DISCOVERY BAY — Trail users, elected officials and conservationists celebrated the opening of new sections of the Olympic Discovery Trail on Friday.
The ribbon cutting at the new trailhead on the southwest portion of Discovery Bay, marked the official opening of the ¾-mile section of paved trail and the culmination of a habitat restoration effort.
“This is quite an accomplishment of partners,” said Jefferson County Commissioner Kathleen Kler, adding that so many people and organizations had a role in creating the trail that it was difficult to know who to thank first.
It was a project led by Jefferson County’s Department of Public Works which also included the Peninsula Trails Coalition, the North Olympic Salmon Coalition, the state Recreation and Conservation Office and others.
Officials also celebrated Friday the opening of a section of trail in Diamond Point. Peninsula Trails Coalition President Jeff Bohman said both sections represent different interests working together.
“It’s another wonderful example of different jurisdictions and interests working together for this wonderful trail resource,” he said.
The Diamond Point section is just under a mile long and parallels U.S. Highway 101. That project was led by the Jamestown S’Klallam Tribe.
State Sen. Steve Tharinger, D-Sequim, told about 25 people who attended the ceremony that getting this section built has been far from easy. It took a partnership and vision that started more than two decades ago.
“There is always that tension between the vision of what we want to do … and the reality of getting it done,” he said. “Bit by bit that reality is happening and this has been an important piece.”
The Olympic Discovery Trail project currently has sections in Clallam and Jefferson counties and, once completed, is expected to provide a 126-mile route from Port Townsend to the Pacific Coast near La Push.
Tharinger said the Discovery Bay section was particularly important because it combined restoration efforts with adding a new public facility.
Tharinger said the next stretch that needs to be figured out is connecting South Discovery Bay to the Four Corners area.
“That’s probably one of the more challenging pieces left in the puzzle between Port Townsend and La Push,” he said.
Rebecca Benjamin, executive director of the North Olympic Salmon Coalition, said it’s been the group’s goal for about six years to restore South Discovery Bay and she was excited to see it become a reality.

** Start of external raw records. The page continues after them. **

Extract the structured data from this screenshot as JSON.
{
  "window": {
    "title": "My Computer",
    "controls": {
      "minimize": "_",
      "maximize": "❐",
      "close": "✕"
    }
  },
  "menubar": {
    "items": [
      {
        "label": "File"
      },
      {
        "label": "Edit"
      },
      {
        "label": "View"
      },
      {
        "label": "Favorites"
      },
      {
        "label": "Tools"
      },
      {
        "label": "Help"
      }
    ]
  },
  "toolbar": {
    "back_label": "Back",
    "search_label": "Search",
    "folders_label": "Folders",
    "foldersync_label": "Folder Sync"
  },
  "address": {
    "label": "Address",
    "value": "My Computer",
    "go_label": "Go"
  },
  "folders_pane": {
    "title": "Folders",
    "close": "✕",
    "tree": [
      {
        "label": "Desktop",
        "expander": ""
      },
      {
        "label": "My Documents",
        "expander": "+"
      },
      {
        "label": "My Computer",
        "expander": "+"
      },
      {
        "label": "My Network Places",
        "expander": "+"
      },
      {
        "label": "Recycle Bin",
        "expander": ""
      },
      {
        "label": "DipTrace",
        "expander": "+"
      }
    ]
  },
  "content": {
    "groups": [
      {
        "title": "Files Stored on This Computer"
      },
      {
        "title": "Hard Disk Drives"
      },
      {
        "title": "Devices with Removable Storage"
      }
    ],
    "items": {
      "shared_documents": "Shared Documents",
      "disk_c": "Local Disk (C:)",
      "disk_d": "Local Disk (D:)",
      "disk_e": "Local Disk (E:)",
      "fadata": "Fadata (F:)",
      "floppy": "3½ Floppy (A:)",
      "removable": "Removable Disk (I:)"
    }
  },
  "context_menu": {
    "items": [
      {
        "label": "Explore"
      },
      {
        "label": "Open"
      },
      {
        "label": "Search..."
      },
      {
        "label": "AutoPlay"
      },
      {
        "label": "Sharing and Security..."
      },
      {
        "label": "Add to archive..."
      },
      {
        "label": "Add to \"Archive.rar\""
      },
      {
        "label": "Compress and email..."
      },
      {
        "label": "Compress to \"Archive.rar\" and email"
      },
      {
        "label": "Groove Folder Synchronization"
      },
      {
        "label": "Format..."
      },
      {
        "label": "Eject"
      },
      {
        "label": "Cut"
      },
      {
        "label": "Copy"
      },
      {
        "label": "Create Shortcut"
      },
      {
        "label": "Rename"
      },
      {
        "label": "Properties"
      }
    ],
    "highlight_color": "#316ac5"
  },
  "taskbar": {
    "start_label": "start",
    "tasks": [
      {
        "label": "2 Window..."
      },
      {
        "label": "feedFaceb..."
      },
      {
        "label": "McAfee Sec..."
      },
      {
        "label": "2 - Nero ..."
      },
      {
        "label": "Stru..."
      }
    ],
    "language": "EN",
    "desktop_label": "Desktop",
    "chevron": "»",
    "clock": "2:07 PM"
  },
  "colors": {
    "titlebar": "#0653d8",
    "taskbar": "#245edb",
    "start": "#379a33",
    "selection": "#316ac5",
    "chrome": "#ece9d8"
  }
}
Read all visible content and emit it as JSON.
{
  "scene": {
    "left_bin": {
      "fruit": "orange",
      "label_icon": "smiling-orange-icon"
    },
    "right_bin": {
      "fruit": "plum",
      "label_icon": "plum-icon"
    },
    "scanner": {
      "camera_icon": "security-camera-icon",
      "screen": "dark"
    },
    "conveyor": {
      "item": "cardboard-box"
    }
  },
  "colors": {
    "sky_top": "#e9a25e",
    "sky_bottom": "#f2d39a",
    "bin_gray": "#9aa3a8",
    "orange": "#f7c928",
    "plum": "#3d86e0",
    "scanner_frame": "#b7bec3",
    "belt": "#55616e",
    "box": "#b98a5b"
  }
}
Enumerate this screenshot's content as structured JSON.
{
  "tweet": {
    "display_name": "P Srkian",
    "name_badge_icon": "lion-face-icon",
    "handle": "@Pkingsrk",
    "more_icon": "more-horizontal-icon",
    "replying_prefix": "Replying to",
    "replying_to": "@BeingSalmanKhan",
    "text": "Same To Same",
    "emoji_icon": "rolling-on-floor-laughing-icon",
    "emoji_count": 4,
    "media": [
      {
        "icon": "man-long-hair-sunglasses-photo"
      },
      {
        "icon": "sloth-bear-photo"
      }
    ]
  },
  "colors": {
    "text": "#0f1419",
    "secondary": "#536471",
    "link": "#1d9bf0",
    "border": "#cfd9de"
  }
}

She said the passion of the salmon people came together with the passion of trail supporters to make the project possible.
She said that after tackling the “low hanging fruit” one of the more difficult projects included removing the railroad grade that bisected the estuary, which she said was interrupting the tidal flow.
“We were able get that project going pretty much only because Steve Tharinger sat me down at his desk,” she said. “This wouldn’t have happened if not for the fundraising the Trails Coalition did.”
Benjamin said that it seemed like the coalition raised $65,000 overnight, which was used on the preliminary design.
“I don’t think this would have happened if Steve didn’t bang down on his desk and if you guys didn’t raise the money,” she said. “Hats off to you guys.”
Kaleen Cottingham, director of the state Recreation and Conservation Office, said her office has been more involved with the Olympic Discovery Trail than it is with most other projects across the state.
She said that in this section alone the RCO invested $1.2 million. She then pointed elsewhere and said “we’ve got a $1 million over there.”
Overall, the RCO has about $12 million it spent on the ODT, she said.
“This project is especially important because my agency does salmon recovery, outdoor recreation and conservation,” she said. “All of those come together in this project.”
Reporter Jesse Major can be reached at 360-452-2345, ext. 56250, or at email@example.com.